It was a tableau that would have done Geoffrey proud: a bloodied Arthur stood poised above his one-time manservant. His blood-etched sword somehow caught the dying light of the sun. Gwaine fancied he could feel the enchantment on the blade, like a heat against his skin. Merlin lay before his king, senseless and alone. Arthur’s eyes were agony, but the blade was moving.
For once, it didn’t occur to Gwaine to say anything. He just leapt forward, gasping in the thin, frigid air, drawing his sword as he went. It was the well-crafted blade of a Knight of Camelot, as fine a weapon as any in the kingdom.
Gwaine turned his head reflexively as the razor remnants of his weapon screamed past his face, still singing with the force of the blow that had shattered them. He felt the warmth of blood on his face, and then the hammer-strike of Arthur’s sword hitting his plate-clad arm. He twisted slightly so that the weapon would skid down his arm rather than bite right through it.
Then he clobbered the King of Camelot.
It was the last of his effort. When Arthur rose once more, Gwaine did not get up. Arthur could have simply finished what he was about. Instead, he looked at his most irreverent knight, almost deferent. His next words were anything but.
“You’re out of line, Gwaine.”
“Only the First Knight of Camelot can-”
“Look around you, princess.” Arthur did, almost despite himself. They were surrounded by the killing fields. Only the crows were stirring now. “By your own decree, I am the First Knight. And the only.”

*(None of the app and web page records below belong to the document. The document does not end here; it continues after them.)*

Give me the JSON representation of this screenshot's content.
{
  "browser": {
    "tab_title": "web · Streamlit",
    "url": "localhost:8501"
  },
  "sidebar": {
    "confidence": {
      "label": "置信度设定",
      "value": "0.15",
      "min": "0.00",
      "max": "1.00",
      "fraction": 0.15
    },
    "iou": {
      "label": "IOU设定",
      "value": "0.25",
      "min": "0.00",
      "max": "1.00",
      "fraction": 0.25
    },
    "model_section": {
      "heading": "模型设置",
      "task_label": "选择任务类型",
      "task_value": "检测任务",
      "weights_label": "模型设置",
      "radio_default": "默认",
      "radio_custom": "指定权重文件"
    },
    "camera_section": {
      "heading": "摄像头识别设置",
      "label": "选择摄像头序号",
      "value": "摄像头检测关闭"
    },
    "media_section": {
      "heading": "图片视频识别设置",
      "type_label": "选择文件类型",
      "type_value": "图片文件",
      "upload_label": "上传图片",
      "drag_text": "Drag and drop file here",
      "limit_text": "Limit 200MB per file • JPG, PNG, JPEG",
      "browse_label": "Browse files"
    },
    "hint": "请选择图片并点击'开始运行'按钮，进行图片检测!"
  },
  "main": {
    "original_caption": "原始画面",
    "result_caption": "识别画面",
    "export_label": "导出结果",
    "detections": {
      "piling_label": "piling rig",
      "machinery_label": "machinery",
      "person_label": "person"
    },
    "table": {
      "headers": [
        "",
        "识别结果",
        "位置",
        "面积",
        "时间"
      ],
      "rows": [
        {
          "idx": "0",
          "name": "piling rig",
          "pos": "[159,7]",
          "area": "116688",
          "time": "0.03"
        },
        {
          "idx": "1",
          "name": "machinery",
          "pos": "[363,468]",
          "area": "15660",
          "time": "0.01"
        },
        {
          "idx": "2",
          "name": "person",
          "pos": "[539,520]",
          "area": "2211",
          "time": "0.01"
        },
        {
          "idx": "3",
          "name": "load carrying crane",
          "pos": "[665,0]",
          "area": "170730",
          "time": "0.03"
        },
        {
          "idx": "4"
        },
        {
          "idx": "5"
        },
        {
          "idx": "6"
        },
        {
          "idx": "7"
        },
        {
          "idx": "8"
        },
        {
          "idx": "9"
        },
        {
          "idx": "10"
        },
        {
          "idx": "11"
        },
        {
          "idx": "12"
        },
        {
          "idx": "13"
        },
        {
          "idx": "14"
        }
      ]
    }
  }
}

Arthur closed his eyes. The sword fell from his nerveless hands, striking the stone below with a heavy, implacable finality. “Is this how Albion dies?” he whispered.
“No, mate,” Gwaine ground out. “This is how it begins.”